__Data supplied__:
____
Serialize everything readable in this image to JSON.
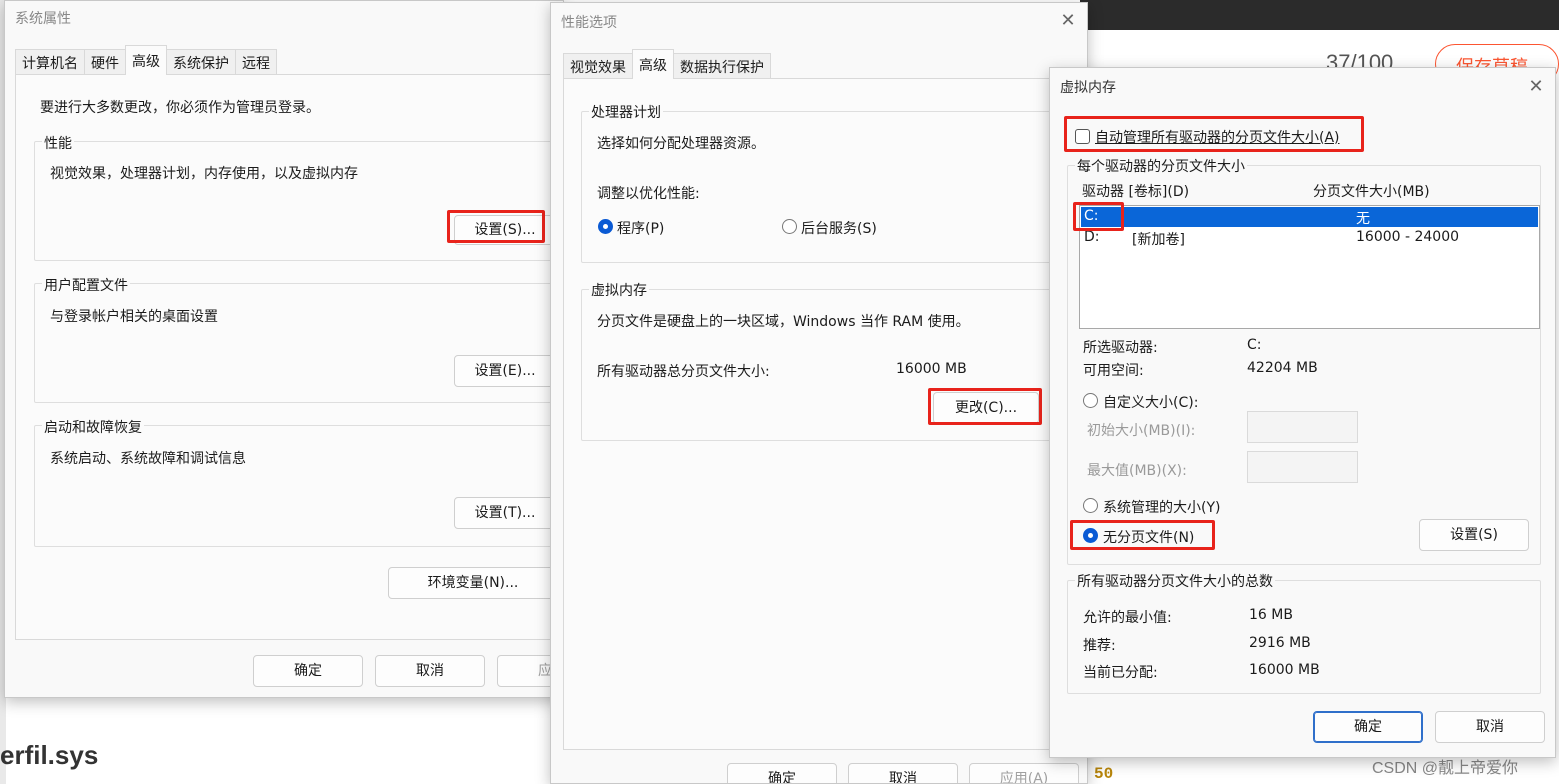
{
  "background": {
    "counter": "37/100",
    "save_draft": "保存草稿",
    "filename": "erfil.sys",
    "line_number": "50",
    "watermark": "CSDN @靓上帝爱你"
  },
  "system_properties": {
    "title": "系统属性",
    "tabs": [
      "计算机名",
      "硬件",
      "高级",
      "系统保护",
      "远程"
    ],
    "active_tab": "高级",
    "admin_note": "要进行大多数更改，你必须作为管理员登录。",
    "performance": {
      "title": "性能",
      "desc": "视觉效果，处理器计划，内存使用，以及虚拟内存",
      "button": "设置(S)..."
    },
    "user_profiles": {
      "title": "用户配置文件",
      "desc": "与登录帐户相关的桌面设置",
      "button": "设置(E)..."
    },
    "startup_recovery": {
      "title": "启动和故障恢复",
      "desc": "系统启动、系统故障和调试信息",
      "button": "设置(T)..."
    },
    "env_button": "环境变量(N)...",
    "ok": "确定",
    "cancel": "取消",
    "apply": "应用"
  },
  "performance_options": {
    "title": "性能选项",
    "tabs": [
      "视觉效果",
      "高级",
      "数据执行保护"
    ],
    "active_tab": "高级",
    "processor": {
      "title": "处理器计划",
      "desc": "选择如何分配处理器资源。",
      "adjust_label": "调整以优化性能:",
      "opt_programs": "程序(P)",
      "opt_background": "后台服务(S)",
      "selected": "程序(P)"
    },
    "virtual_memory": {
      "title": "虚拟内存",
      "desc": "分页文件是硬盘上的一块区域，Windows 当作 RAM 使用。",
      "total_label": "所有驱动器总分页文件大小:",
      "total_value": "16000 MB",
      "change_button": "更改(C)..."
    },
    "ok": "确定",
    "cancel": "取消",
    "apply": "应用(A)"
  },
  "virtual_memory": {
    "title": "虚拟内存",
    "auto_manage": "自动管理所有驱动器的分页文件大小(A)",
    "auto_manage_checked": false,
    "per_drive_title": "每个驱动器的分页文件大小",
    "col_drive": "驱动器 [卷标](D)",
    "col_size": "分页文件大小(MB)",
    "drives": [
      {
        "drive": "C:",
        "label": "",
        "size": "无",
        "selected": true
      },
      {
        "drive": "D:",
        "label": "[新加卷]",
        "size": "16000 - 24000",
        "selected": false
      }
    ],
    "selected_drive_label": "所选驱动器:",
    "selected_drive_value": "C:",
    "free_space_label": "可用空间:",
    "free_space_value": "42204 MB",
    "custom_size": "自定义大小(C):",
    "initial_size": "初始大小(MB)(I):",
    "max_size": "最大值(MB)(X):",
    "system_managed": "系统管理的大小(Y)",
    "no_paging": "无分页文件(N)",
    "selected_option": "无分页文件(N)",
    "set_button": "设置(S)",
    "totals_title": "所有驱动器分页文件大小的总数",
    "min_allowed_label": "允许的最小值:",
    "min_allowed_value": "16 MB",
    "recommended_label": "推荐:",
    "recommended_value": "2916 MB",
    "current_label": "当前已分配:",
    "current_value": "16000 MB",
    "ok": "确定",
    "cancel": "取消"
  },
  "colors": {
    "highlight": "#e8231b",
    "selection": "#0a66d8",
    "accent": "#2f6fca"
  }
}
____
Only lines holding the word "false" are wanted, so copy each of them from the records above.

__Finished exercise__:
    "auto_manage_checked": false,
        "selected": false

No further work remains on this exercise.